Another oft-overlooked aspect is the absence of public pressure in Israel for military intervention or of a supposed Iranian threat featuring as a priority issue for Israelis. The pressure to act is top-down, not bottom-up. And to the extent to which there is trepidation among the public, that is a function of fear at the blowback from Israeli military action, rather than fear of Iranian-initiated conflagration. Also to be factored in is the possibility of 2012 being an election year in Israel (though technically the current parliament could serve until October 2013). If Netanyahu does pursue early elections, as many pundits expect, then the political risk associated with an attack increases, heightened by the likelihood of a strike being depicted as an election ploy.
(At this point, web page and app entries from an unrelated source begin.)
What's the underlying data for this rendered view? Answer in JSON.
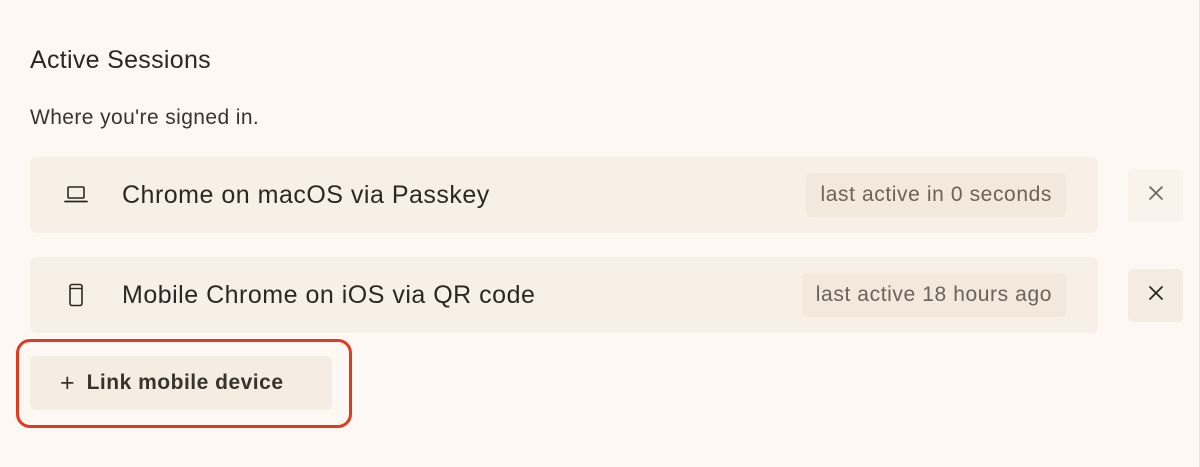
{
  "section": {
    "title": "Active Sessions",
    "subtitle": "Where you're signed in."
  },
  "sessions": [
    {
      "device_icon": "laptop-icon",
      "label": "Chrome on macOS via Passkey",
      "last_active": "last active in 0 seconds",
      "revoke_icon": "close-icon"
    },
    {
      "device_icon": "mobile-phone-icon",
      "label": "Mobile Chrome on iOS via QR code",
      "last_active": "last active 18 hours ago",
      "revoke_icon": "close-icon"
    }
  ],
  "actions": {
    "link_device": {
      "icon": "plus-icon",
      "icon_glyph": "+",
      "label": "Link mobile device"
    }
  },
  "colors": {
    "page_background": "#fdf8f4",
    "row_background": "#f8f0e7",
    "badge_background": "#f2e8dc",
    "text_primary": "#2c2722",
    "text_muted": "#6b6259",
    "highlight_ring": "#e13b1e"
  }
}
What's more, prices at the pump are an issue for Israeli voters, just as they are in the United States.
Especially noteworthy is the extent to which the elements of Netanyahu's coalition further to his right have not embraced or promoted military action against Iran. In fact, they tend to demonstrate a lack of enthusiasm at the prospect. This applies to both the ultra-Orthodox and the greater Israel settler-nationalists. One reason is that they view the Iran issue as peripheral when compared with, say, the pursuit of settlements and an irreversible presence in all of greater Israel. In fact, a strike on Iran is sometimes depicted as presenting a threat to the settlement enterprise, in as much as there is an expectation that part of the fallout would be enhanced pressure on Israel to tamp down resulting regional anger by displaying more give on the Palestinian front. With so many in the settler movement convinced that the irreversibility of 40-plus years of occupation is within touching distance, the last thing they want now is to rock the boat by creating new and unpredictable challenges to their cause. From the outside, that may seem a stretch, given the American and international timidity with which every new settlement expansion is greeted. Yet concern is voiced in settlement circles when the likes of Haaretz Editor in Chief Aluf Benn makes the case for an Itamar (a hard-core ideological settlement) in exchange for Natanz (an Iranian nuclear facility) -- an idea that has led some errant Israeli peaceniks to flirt with joining the pro-war camp on Iran.
The more settler-centric right is also cognizant of the distraction value served by the Iranian nuclear issue in deflecting attention from its land grabs and entrenchment in the West Bank and East Jerusalem. Chances are, settlements won't be making any headlines in next week's Obama-Netanyahu meeting. Thus, removal of Iran from the agenda is a losing proposition for the settler lobby. Netanyahu himself surely appreciates the extent to which this comes in handy, in that focusing on Iran (although not attacking Iran) allows Israel to line up together with the West in the camp of the "good guys" for once, as opposed to in the doghouse on the Palestinian issue. Want a sense of just how well this distraction serves the greater Israel cause? Take a look at Goldberg's latest interview with Obama for the Atlantic -- 4,561 words and not one of them mentions the Palestinians or settlements.
Finally, in the "maybe Netanyahu won't attack after all" column, Israel's leadership is aware that its nonmembership in various nuclear accords and its assumed weapons-of-mass-destruction capacity will be dragged more harshly into the spotlight following an Israeli strike -- not something that is likely to lead to precipitous Israeli disarmament, but unwanted, unpleasant, and unpredictable, nonetheless.